Actions make the man
The English term “cardinal” originates from Latin “cardo” or “carde,” meaning the Senate. The cardo originally referred to the “hinge” or axis of a city, a principal component of a door alongside other devices for rotation, such as a jamb or a doorstop. Hence the cardinal in Catholicism exemplifies the significance of the office.
In Korean, cardinal is chugigyung. The first Chinese character chu refers to the jamb, which are the vertical posts that form the sides of a door frame where the hinges are mounted. At other times they form the sill, a horizontal beam underneath that supports the frame of a door. Thus the meaning of cardinal would be fully conveyed even if the letter chu was used only with gyung, a word meaning “office.” But gi is added to that. Gi means the shooting mechanism of a metal crossbow that extends the shooting distance of a normal bow. Therefore chugi refers to the heart of something. It is a combination of two words meaning the frame on which hinges rotate and the critical mechanism to shoot an arrow.
Chugi can also mean the speech and behavior of a person. A person’s words and actions are so critical that they can determine that person’s future. Without an effort to be righteous, a person’s words and behavior can bring disgrace instead of honor. A learned person should be prudent in choosing his words and deeds in order to be honorable to others, because words and deeds are what form his public persona.
A collective attempt to eat their previous words is going on among some members of the Uri Party. They are ready to leave the party, eschewing their words and deeds from a few years ago. They go against the principal virtue of chugi, which is used even for the translation of the sacred office of cardinal. Do we trust those who fail to honor their speech and actions?
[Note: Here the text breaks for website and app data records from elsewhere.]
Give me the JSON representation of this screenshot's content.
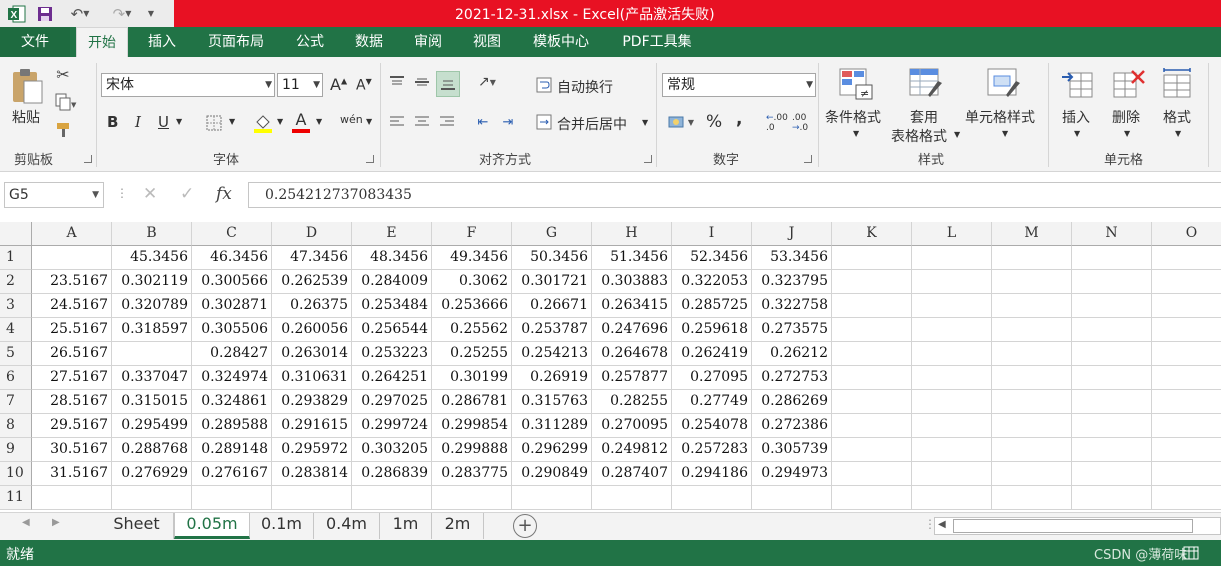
{
  "titlebar": {
    "title": "2021-12-31.xlsx -  Excel(产品激活失败)",
    "icons": [
      "excel-logo-icon",
      "save-icon",
      "undo-icon",
      "redo-icon",
      "customize-qat-icon"
    ]
  },
  "tabs": [
    {
      "label": "文件"
    },
    {
      "label": "开始"
    },
    {
      "label": "插入"
    },
    {
      "label": "页面布局"
    },
    {
      "label": "公式"
    },
    {
      "label": "数据"
    },
    {
      "label": "审阅"
    },
    {
      "label": "视图"
    },
    {
      "label": "模板中心"
    },
    {
      "label": "PDF工具集"
    }
  ],
  "ribbon": {
    "clipboard": {
      "paste": "粘贴",
      "label": "剪贴板"
    },
    "font": {
      "name": "宋体",
      "size": "11",
      "label": "字体",
      "bold": "B",
      "italic": "I",
      "underline": "U",
      "grow": "A",
      "shrink": "A",
      "font_color_letter": "A",
      "phonetic": "wén"
    },
    "alignment": {
      "wrap": "自动换行",
      "merge": "合并后居中",
      "label": "对齐方式"
    },
    "number": {
      "format": "常规",
      "percent": "%",
      "comma": ",",
      "inc": ".00",
      "dec": ".00",
      "label": "数字"
    },
    "styles": {
      "conditional": "条件格式",
      "table1": "套用",
      "table2": "表格格式",
      "cell": "单元格样式",
      "label": "样式"
    },
    "cells": {
      "insert": "插入",
      "delete": "删除",
      "format": "格式",
      "label": "单元格"
    }
  },
  "formula_bar": {
    "name_box": "G5",
    "fx": "fx",
    "value": "0.254212737083435"
  },
  "sheet": {
    "columns": [
      "A",
      "B",
      "C",
      "D",
      "E",
      "F",
      "G",
      "H",
      "I",
      "J",
      "K",
      "L",
      "M",
      "N",
      "O"
    ],
    "rows": [
      [
        "",
        "45.3456",
        "46.3456",
        "47.3456",
        "48.3456",
        "49.3456",
        "50.3456",
        "51.3456",
        "52.3456",
        "53.3456"
      ],
      [
        "23.5167",
        "0.302119",
        "0.300566",
        "0.262539",
        "0.284009",
        "0.3062",
        "0.301721",
        "0.303883",
        "0.322053",
        "0.323795"
      ],
      [
        "24.5167",
        "0.320789",
        "0.302871",
        "0.26375",
        "0.253484",
        "0.253666",
        "0.26671",
        "0.263415",
        "0.285725",
        "0.322758"
      ],
      [
        "25.5167",
        "0.318597",
        "0.305506",
        "0.260056",
        "0.256544",
        "0.25562",
        "0.253787",
        "0.247696",
        "0.259618",
        "0.273575"
      ],
      [
        "26.5167",
        "",
        "0.28427",
        "0.263014",
        "0.253223",
        "0.25255",
        "0.254213",
        "0.264678",
        "0.262419",
        "0.26212"
      ],
      [
        "27.5167",
        "0.337047",
        "0.324974",
        "0.310631",
        "0.264251",
        "0.30199",
        "0.26919",
        "0.257877",
        "0.27095",
        "0.272753"
      ],
      [
        "28.5167",
        "0.315015",
        "0.324861",
        "0.293829",
        "0.297025",
        "0.286781",
        "0.315763",
        "0.28255",
        "0.27749",
        "0.286269"
      ],
      [
        "29.5167",
        "0.295499",
        "0.289588",
        "0.291615",
        "0.299724",
        "0.299854",
        "0.311289",
        "0.270095",
        "0.254078",
        "0.272386"
      ],
      [
        "30.5167",
        "0.288768",
        "0.289148",
        "0.295972",
        "0.303205",
        "0.299888",
        "0.296299",
        "0.249812",
        "0.257283",
        "0.305739"
      ],
      [
        "31.5167",
        "0.276929",
        "0.276167",
        "0.283814",
        "0.286839",
        "0.283775",
        "0.290849",
        "0.287407",
        "0.294186",
        "0.294973"
      ],
      [
        "",
        "",
        "",
        "",
        "",
        "",
        "",
        "",
        "",
        ""
      ]
    ]
  },
  "sheet_tabs": [
    {
      "label": "Sheet"
    },
    {
      "label": "0.05m"
    },
    {
      "label": "0.1m"
    },
    {
      "label": "0.4m"
    },
    {
      "label": "1m"
    },
    {
      "label": "2m"
    }
  ],
  "status": {
    "text": "就绪",
    "watermark": "CSDN @薄荷味"
  },
  "colors": {
    "excel_green": "#217346",
    "title_red": "#e81123"
  }
}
On the other hand, a door neither opens nor closes smoothly without a jamb and a hinge.
*The writer is the Beijing correspondent of the JoongAng Ilbo.
By Yoo Kwang-jong [firstname.lastname@example.org]